⟨

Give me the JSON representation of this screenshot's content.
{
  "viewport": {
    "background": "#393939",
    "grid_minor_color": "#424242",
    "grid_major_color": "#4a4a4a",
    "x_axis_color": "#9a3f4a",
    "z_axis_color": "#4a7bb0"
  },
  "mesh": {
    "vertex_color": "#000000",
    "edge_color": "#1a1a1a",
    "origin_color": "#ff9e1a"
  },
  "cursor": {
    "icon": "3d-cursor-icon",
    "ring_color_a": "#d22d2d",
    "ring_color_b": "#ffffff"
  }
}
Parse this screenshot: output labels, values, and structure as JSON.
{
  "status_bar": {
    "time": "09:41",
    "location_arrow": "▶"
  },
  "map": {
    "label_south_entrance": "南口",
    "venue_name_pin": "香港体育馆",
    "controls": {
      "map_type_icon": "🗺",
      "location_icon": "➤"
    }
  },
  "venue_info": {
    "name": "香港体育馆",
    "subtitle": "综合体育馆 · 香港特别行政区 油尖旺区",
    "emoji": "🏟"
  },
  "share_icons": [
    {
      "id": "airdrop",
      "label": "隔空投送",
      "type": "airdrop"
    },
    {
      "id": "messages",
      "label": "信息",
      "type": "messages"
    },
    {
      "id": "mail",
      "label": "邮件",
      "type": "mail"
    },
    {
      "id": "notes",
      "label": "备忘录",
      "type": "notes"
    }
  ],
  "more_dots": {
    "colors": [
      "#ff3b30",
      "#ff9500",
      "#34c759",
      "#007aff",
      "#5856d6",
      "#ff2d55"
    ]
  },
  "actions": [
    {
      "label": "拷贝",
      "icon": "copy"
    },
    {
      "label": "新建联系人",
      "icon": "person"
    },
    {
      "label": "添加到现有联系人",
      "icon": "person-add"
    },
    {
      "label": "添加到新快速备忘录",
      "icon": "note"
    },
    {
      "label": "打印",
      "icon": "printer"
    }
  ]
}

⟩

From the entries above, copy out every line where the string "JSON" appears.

Give me the JSON representation of this screenshot's content.
Parse this screenshot: output labels, values, and structure as JSON.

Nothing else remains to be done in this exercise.